Rice says her clinic has also been dealing with a reduced supply of generic nab-paclitaxel for months, but the branded version, Celgene’s Abraxane is still available at a higher cost. There are also shortages of docetaxel, doxorubicin, and dacarbazine.
Earlier this year, the American Society of Clinical Oncology (ASCO) issued new guidelines for physicians on how to respond to these shortages, specifically in relation to treating gastrointestinal cancers.
Because critical drugs are in short supply or simply not available, Rice says they have started “trimming doses” to spread the available supply across more patients. The clinic is prioritising patients who have curable cancers, which means those with stage-IV cancer may receive lower than recommended doses or have treatments delayed.
She adds that for many of these drugs, there are no suitable alternatives and for others the alternatives are also in short supply:
“In the case of cisplatin and carboplatin, they are interchangeable, which is why both are now in shortage, says Rice. While oxaliplatin can be substituted for cisplatin and carboplatin in some cases, it causes side effects like neuropathy which cisplatin and carboplatin don’t have. “For example, we have no data for the use of oxaliplatin in lung cancer, and if we combine it with paclitaxel, the patient could develop crippling neuropathy.”

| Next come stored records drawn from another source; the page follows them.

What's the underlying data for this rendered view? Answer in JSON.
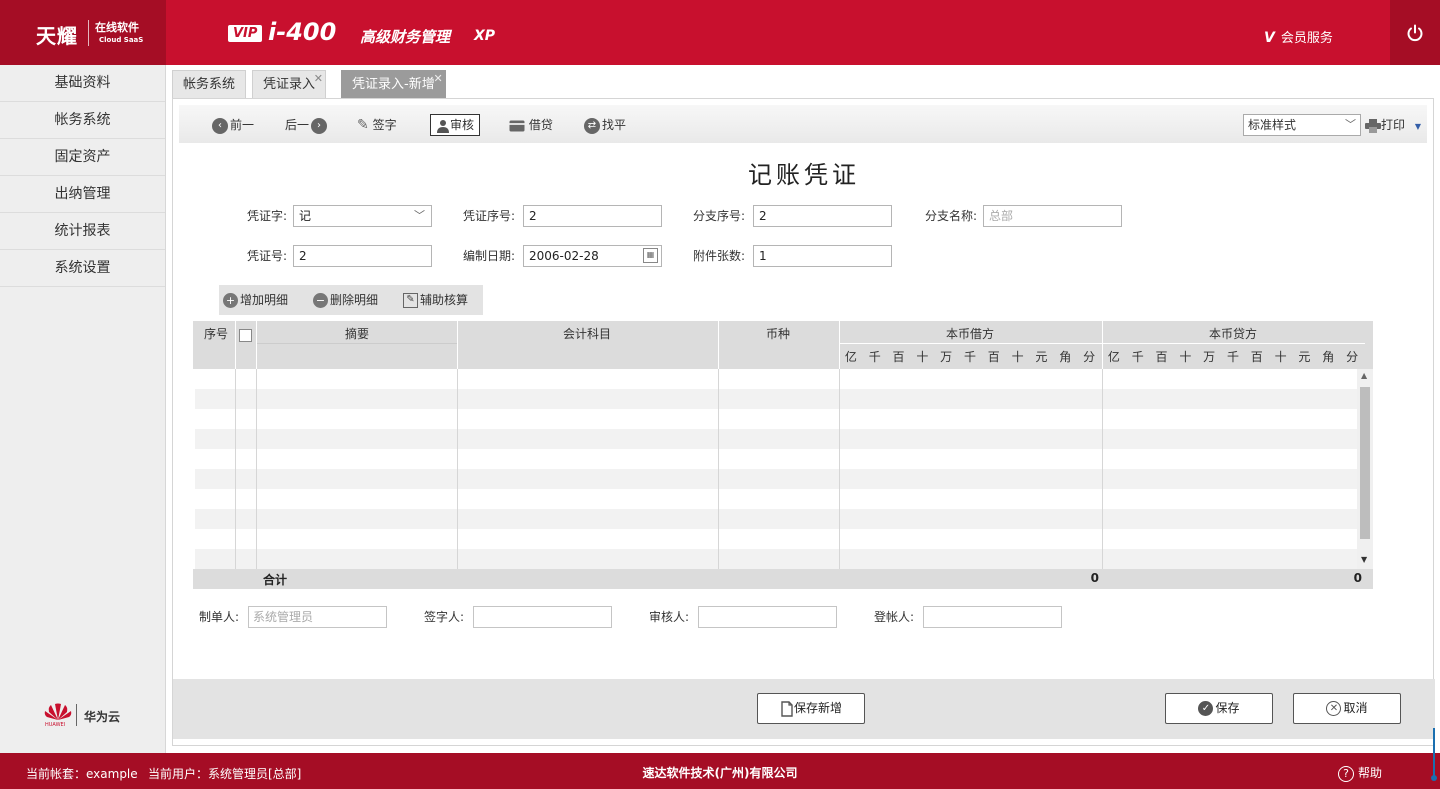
{
  "header": {
    "brand": "天耀",
    "brand_sub": "在线软件",
    "brand_sub2": "Cloud SaaS",
    "vip": "VIP",
    "product_code": "i-400",
    "product_name": "高级财务管理",
    "edition": "XP",
    "member_v": "V",
    "member_service": "会员服务",
    "power_icon": "power-icon"
  },
  "sidebar": {
    "items": [
      {
        "label": "基础资料"
      },
      {
        "label": "帐务系统"
      },
      {
        "label": "固定资产"
      },
      {
        "label": "出纳管理"
      },
      {
        "label": "统计报表"
      },
      {
        "label": "系统设置"
      }
    ],
    "partner": "华为云",
    "partner_small": "HUAWEI"
  },
  "tabs": [
    {
      "label": "帐务系统",
      "closable": false
    },
    {
      "label": "凭证录入",
      "closable": true
    },
    {
      "label": "凭证录入-新增",
      "closable": true,
      "active": true
    }
  ],
  "toolbar": {
    "prev": "前一",
    "next": "后一",
    "sign": "签字",
    "audit": "审核",
    "debit_credit": "借贷",
    "balance": "找平",
    "style_select": "标准样式",
    "print": "打印"
  },
  "voucher": {
    "title": "记账凭证",
    "fields": {
      "voucher_word_label": "凭证字:",
      "voucher_word": "记",
      "voucher_seq_label": "凭证序号:",
      "voucher_seq": "2",
      "branch_seq_label": "分支序号:",
      "branch_seq": "2",
      "branch_name_label": "分支名称:",
      "branch_name_placeholder": "总部",
      "voucher_no_label": "凭证号:",
      "voucher_no": "2",
      "date_label": "编制日期:",
      "date": "2006-02-28",
      "attachments_label": "附件张数:",
      "attachments": "1"
    }
  },
  "detail_toolbar": {
    "add": "增加明细",
    "delete": "删除明细",
    "assist": "辅助核算"
  },
  "grid": {
    "columns": {
      "seq": "序号",
      "summary": "摘要",
      "account": "会计科目",
      "currency": "币种",
      "debit": "本币借方",
      "credit": "本币贷方"
    },
    "digits": [
      "亿",
      "千",
      "百",
      "十",
      "万",
      "千",
      "百",
      "十",
      "元",
      "角",
      "分"
    ],
    "total_label": "合计",
    "debit_total": "0",
    "credit_total": "0",
    "empty_rows": 10
  },
  "signatures": {
    "maker_label": "制单人:",
    "maker_placeholder": "系统管理员",
    "signer_label": "签字人:",
    "auditor_label": "审核人:",
    "poster_label": "登帐人:"
  },
  "actions": {
    "save_new": "保存新增",
    "save": "保存",
    "cancel": "取消"
  },
  "footer": {
    "account": "当前帐套：example",
    "user": "当前用户：系统管理员[总部]",
    "company": "速达软件技术(广州)有限公司",
    "help": "帮助"
  },
  "colors": {
    "brand_red": "#c8102e",
    "brand_dark_red": "#a50d25"
  }
}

While 5FU and oral capecitabine are interchangeable, they are both now in short supply, says Rice, and there is no substitute for doxorubicin or dacarbazine.
Most of these drugs are ‘first line’ treatments for cancer, meaning that they are the best available treatments, and the other options available are less likely to be effective.”
At Rice’s practice, staff has had to order essential drugs several weeks ahead and stockpile treatments in order to manage the situation. They are also reducing doses and delaying treatments to allow more time to try to acquire the necessary drugs. In some cases, they are having to send patients to other clinics that have more of the necessary drugs stockpiled.
Most of the drugs in shortage are ‘first line’ treatments for cancer, meaning that they are the best available treatments, and the other options available are less likely to be effective. “On the east coast in the US, many practices have stopped treating incurable patients altogether,” claims Rice.
Tough to implement solutions
Understandably, Rice and her fellow oncologists are frustrated about the current situation and are calling for a long-term solution. A white paper report in 2021 proposed six key actions to mitigate ongoing drug shortages, which included reforming stock allocation strategies and introducing incentives for manufacturers, among others.
Still, shortages persist. Rice says that she and her colleagues struggle through a shortage but then when the crisis is averted (and patients are safe again) they focus back on the day-to-day because they don’t have the time and resources to consistently push for change.
“I don’t know why patients aren’t angrier about [the system]. The only explanation I can think of is that they don’t know. Nobody is making sure enough medication gets produced to treat everyone who needs it.”
“We are not going to accept this as the new normal and just move on. The current system is broken and needs to be fixed.”